Narasimham however credits Pulla Reddy for the immense work done by him during the evacuation period. He states that Pulla Reddy was instrumental in constructing air raid shelters and water reservoirs for firefighting and also conducting several mock drills and training the staff in Air Raid Precautions. Pulla Reddy succeeded in keeping the morale of the Corporation staff high by taking care of their needs and by running common kitchens for them as their families had left the city. While crediting Satyamurti’s persistent efforts being instrumental in the Government taking up of the Poondi reservoir project, Narasimham states that Pulla Reddy played a significant role in bringing the long-contemplated project to fruition.

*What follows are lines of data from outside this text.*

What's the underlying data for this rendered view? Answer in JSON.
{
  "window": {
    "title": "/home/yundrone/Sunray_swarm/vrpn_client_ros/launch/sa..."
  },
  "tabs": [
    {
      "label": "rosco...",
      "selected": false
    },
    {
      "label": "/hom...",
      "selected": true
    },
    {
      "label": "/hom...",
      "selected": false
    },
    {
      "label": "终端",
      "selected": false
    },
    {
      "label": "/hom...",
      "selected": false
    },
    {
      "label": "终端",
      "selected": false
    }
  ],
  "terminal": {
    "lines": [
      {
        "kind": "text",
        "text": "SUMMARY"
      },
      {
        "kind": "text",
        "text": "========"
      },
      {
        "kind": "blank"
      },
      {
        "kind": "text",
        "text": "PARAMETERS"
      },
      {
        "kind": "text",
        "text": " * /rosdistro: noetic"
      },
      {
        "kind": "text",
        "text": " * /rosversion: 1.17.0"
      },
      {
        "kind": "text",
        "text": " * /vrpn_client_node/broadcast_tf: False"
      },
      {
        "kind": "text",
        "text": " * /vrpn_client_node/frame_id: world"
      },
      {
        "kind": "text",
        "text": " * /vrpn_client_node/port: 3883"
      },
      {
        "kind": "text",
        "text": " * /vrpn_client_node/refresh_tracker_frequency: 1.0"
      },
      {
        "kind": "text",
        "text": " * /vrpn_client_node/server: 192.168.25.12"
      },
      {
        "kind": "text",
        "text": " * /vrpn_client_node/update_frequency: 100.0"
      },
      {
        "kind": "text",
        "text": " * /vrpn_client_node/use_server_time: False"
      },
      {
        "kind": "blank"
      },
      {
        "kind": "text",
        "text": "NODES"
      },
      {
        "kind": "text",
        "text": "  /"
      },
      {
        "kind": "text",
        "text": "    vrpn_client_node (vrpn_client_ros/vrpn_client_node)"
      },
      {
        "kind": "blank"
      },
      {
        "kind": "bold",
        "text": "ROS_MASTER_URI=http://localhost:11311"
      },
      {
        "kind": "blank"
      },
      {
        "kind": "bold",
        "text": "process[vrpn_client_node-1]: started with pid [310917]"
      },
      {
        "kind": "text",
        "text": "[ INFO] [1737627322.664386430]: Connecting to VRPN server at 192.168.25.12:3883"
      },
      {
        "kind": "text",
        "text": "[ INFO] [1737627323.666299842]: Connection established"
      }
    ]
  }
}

Summing up his reminiscences of Pulla Reddy’s tenure in the Corporation, Narasimham states that while Pulla Reddy was completely honest and hardworking, he was not suited for work in areas of rapid development. He says that Pulla Reddy’s failure to make a mark as a Commissioner was on account of multiple reasons, including the fact that he did not give his officers enough freedom and that he was often given to wasting his time on matters that did not merit much attention such as anonymous and pseudonymous petitions, offensive speeches made in the Council etc, while pushing important issues behind. All of this in Narasimham’s view resulted in Pulla Reddy being shunted off to Ramnad as Collector after his tenure as Corporation Commissioner ended. It was in ICS terms an “inchoate small district with its headquarters in Madurai outside the district”. Pulla Reddy was so incensed at this that he went on leave.
That departure from the Madras Corporation was not without its share of intrigue if Narasimham is to be believed. Having had two extensions as Commissioner, Pulla Reddy was quite fond of stating that he had had enough and would be glad to leave on some other posting. But in reality he was angling for a third extension and almost succeeded in getting it. It was for this reason that while overtly supporting the appointment of JPL Shenoy, ICS as his successor, he covertly resorted to delaying his departure, hoping that his extension would somehow come through in the interim. Shenoy however was no innocent when it came to such manipulations and short-circuited the matter by landing up on the appointed day to take charge. Narasimham must have been indulged in a private joke for it was he who ensured that the major land development in west Madras in the early 1950s was named Shenoy Nagar, with the main thoroughfare being named after Pulla Reddy. The two remain forever in uncomfortable proximity.
While recognising that Narasimham’s account could suffer from bias for whatever reason and could be perception-based, it reiterates the theory that history is often a tale of the victorious, suggesting that there exists a definite possibility for an alternative view of events of the past.